However, by the novel ‘s terminal, Big Brother is finally winning, holding won over the last adult male in Europe. In today ‘s universe, Big Brother is still a force, particularly to those who worry about the continued possibility of the rise of dictatorship today. However, there is another face to Big Brother, which is exactly that “ use of popular feelings and thoughts by the mass media ” about which Orwell warned. If people find in authorities eternal new grounds to be argus-eyed about the incursions into personal autonomies which 1984 depicts, they would make good to retrieve, as Neil Postman claims in the debut to Amusing Ourselves to Death, that there is a really different version of the dystopian existence presented in Aldous Huxley ‘s Brave New World, in which “ no Big Brother is required to deprive people of their liberty, adulthood and history. As he saw it, people will come to love their subjugation, to adore the engineerings that undo their capacities to believe. ” Big Brother may non be watching ; he might be airing.

Beginning: Kathleen Fitzpatrick, in an essay for Novels for Students, Gale, 1999.

Kathleen Fitzpatrick

Lev Grossman

The clip is 13 o’clock ; the day of the month does n’t count ; the twelvemonth goes without stating. Winston Smith, a administrative official at the Ministry of Truth, toils twenty-four hours and dark in the service of Big Brother, the distant, faux-benign swayer of this eerily familiar dystopia. Orwell ‘s novel is a survey of every possible manner a state can be beaten down by its authorities: spiritually, physically, intellectually, by the media, anguish, surveillance, and censoring, to the point where the province can pull strings world at will.

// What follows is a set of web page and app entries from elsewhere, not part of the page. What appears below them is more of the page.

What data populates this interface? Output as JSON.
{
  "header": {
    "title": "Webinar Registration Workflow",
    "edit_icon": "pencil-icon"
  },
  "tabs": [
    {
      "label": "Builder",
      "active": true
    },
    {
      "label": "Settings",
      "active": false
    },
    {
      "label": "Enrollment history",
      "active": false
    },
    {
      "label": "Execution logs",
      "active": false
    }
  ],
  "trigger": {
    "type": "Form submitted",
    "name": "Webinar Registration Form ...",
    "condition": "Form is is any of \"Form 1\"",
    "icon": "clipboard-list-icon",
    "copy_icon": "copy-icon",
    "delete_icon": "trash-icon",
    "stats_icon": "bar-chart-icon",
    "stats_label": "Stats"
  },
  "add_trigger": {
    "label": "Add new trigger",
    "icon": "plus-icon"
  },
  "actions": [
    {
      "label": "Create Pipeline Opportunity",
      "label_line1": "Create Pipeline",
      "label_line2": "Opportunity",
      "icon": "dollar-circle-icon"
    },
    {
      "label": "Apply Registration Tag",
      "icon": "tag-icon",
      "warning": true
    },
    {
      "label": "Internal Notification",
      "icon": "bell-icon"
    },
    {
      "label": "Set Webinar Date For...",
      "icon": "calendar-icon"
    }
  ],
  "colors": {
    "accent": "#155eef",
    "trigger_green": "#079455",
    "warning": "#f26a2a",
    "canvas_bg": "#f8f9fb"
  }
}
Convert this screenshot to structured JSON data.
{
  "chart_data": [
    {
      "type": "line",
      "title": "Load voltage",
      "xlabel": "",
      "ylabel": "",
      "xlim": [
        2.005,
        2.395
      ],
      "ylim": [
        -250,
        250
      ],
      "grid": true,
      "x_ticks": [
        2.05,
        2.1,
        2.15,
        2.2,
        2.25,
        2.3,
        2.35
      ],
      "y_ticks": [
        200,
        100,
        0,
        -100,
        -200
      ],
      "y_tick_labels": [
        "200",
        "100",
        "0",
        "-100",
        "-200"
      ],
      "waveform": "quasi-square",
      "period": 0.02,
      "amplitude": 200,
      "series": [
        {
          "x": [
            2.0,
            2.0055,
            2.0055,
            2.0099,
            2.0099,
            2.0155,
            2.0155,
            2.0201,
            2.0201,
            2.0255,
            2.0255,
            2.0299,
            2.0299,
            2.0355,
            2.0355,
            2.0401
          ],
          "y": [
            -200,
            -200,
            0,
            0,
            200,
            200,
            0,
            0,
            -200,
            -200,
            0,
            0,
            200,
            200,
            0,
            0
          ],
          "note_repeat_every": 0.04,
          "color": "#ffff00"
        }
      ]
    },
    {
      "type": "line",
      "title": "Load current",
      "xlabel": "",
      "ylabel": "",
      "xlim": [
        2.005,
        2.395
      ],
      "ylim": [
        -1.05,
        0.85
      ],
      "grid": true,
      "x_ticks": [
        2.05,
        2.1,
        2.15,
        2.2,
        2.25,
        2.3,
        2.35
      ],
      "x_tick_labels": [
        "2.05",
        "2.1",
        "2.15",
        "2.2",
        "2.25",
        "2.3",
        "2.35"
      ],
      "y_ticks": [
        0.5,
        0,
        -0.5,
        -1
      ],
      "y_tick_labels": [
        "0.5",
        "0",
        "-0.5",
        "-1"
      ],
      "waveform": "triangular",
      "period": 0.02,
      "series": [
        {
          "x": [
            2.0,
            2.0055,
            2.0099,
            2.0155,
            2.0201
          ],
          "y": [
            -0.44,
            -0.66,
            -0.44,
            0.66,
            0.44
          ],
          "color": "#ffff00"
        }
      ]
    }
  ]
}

When Smith is tempted by a beautiful opposition combatant into an act of rebellion, 1984 becomes something more: a strange, tragic, profoundly sad love narrative. It is Orwell ‘s victory, and the century ‘s bad luck, that 1984 is every bit prescient as it is pessimistic.-L.G.